Start of Block

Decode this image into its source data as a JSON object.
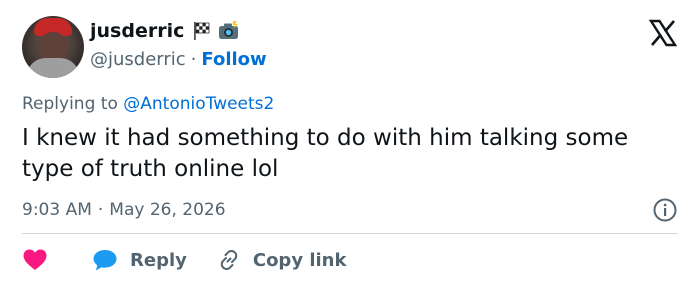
{
  "author": {
    "name": "jusderric",
    "name_emoji_1": "checkered-flag",
    "name_emoji_2": "camera-with-flash",
    "handle": "@jusderric",
    "separator": "·",
    "follow_label": "Follow"
  },
  "logo": "x-logo",
  "reply_context": {
    "prefix": "Replying to ",
    "mention": "@AntonioTweets2"
  },
  "tweet": {
    "text": "I knew it had something to do with him talking some type of truth online lol"
  },
  "meta": {
    "time": "9:03 AM",
    "separator": "·",
    "date": "May 26, 2026"
  },
  "actions": {
    "like_icon": "heart-icon",
    "reply_label": "Reply",
    "copy_label": "Copy link"
  },
  "colors": {
    "accent": "#006fd6",
    "secondary_text": "#536471",
    "like": "#f91880",
    "reply": "#1d9bf0"
  }
}
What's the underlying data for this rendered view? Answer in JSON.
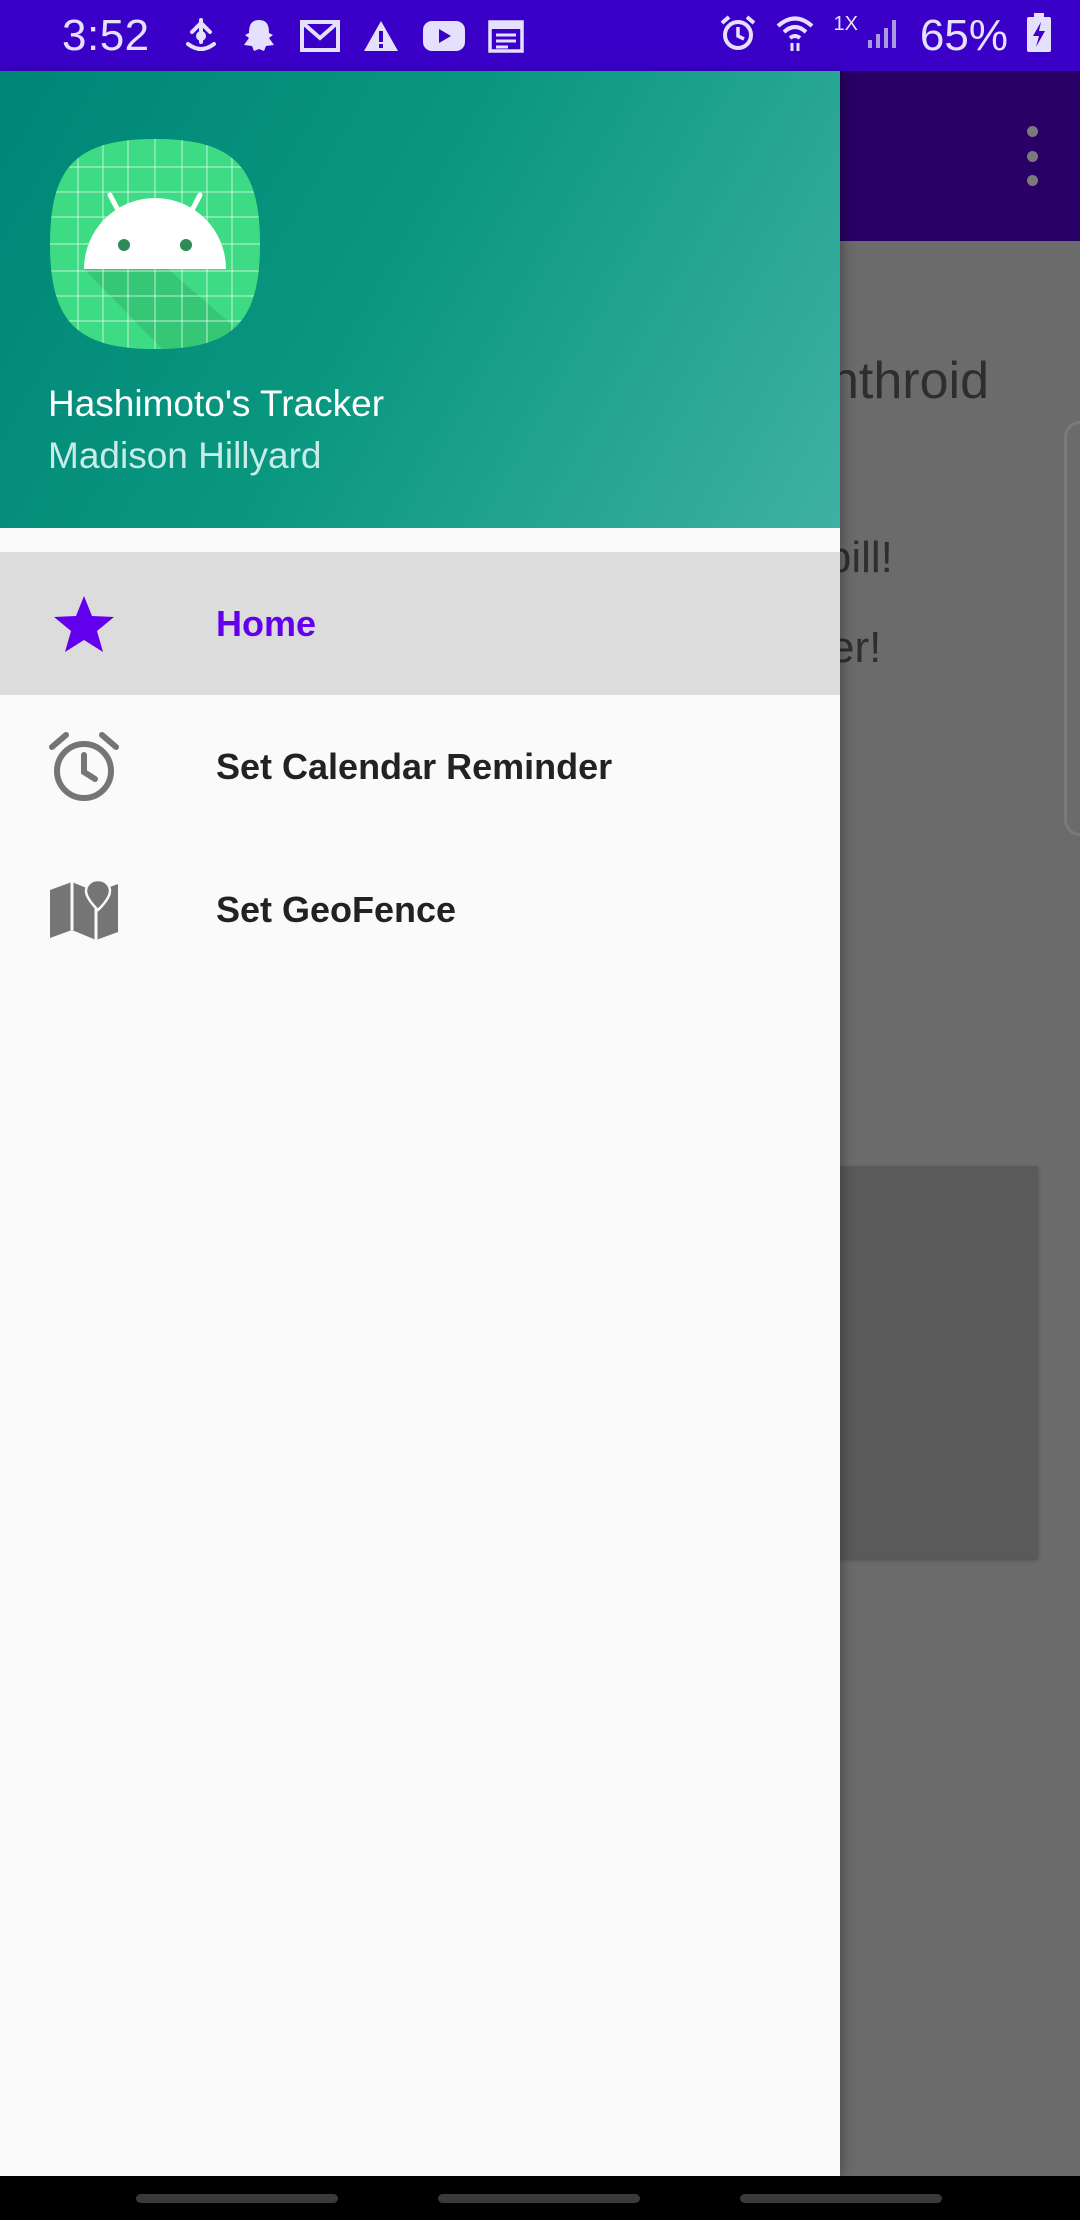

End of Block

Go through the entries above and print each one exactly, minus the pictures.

Decode this image into its source data as a JSON object.
{
  "author": {
    "name": "jusderric",
    "name_emoji_1": "checkered-flag",
    "name_emoji_2": "camera-with-flash",
    "handle": "@jusderric",
    "separator": "·",
    "follow_label": "Follow"
  },
  "logo": "x-logo",
  "reply_context": {
    "prefix": "Replying to ",
    "mention": "@AntonioTweets2"
  },
  "tweet": {
    "text": "I knew it had something to do with him talking some type of truth online lol"
  },
  "meta": {
    "time": "9:03 AM",
    "separator": "·",
    "date": "May 26, 2026"
  },
  "actions": {
    "like_icon": "heart-icon",
    "reply_label": "Reply",
    "copy_label": "Copy link"
  },
  "colors": {
    "accent": "#006fd6",
    "secondary_text": "#536471",
    "like": "#f91880",
    "reply": "#1d9bf0"
  }
}
What's the underlying data for this rendered view? Answer in JSON.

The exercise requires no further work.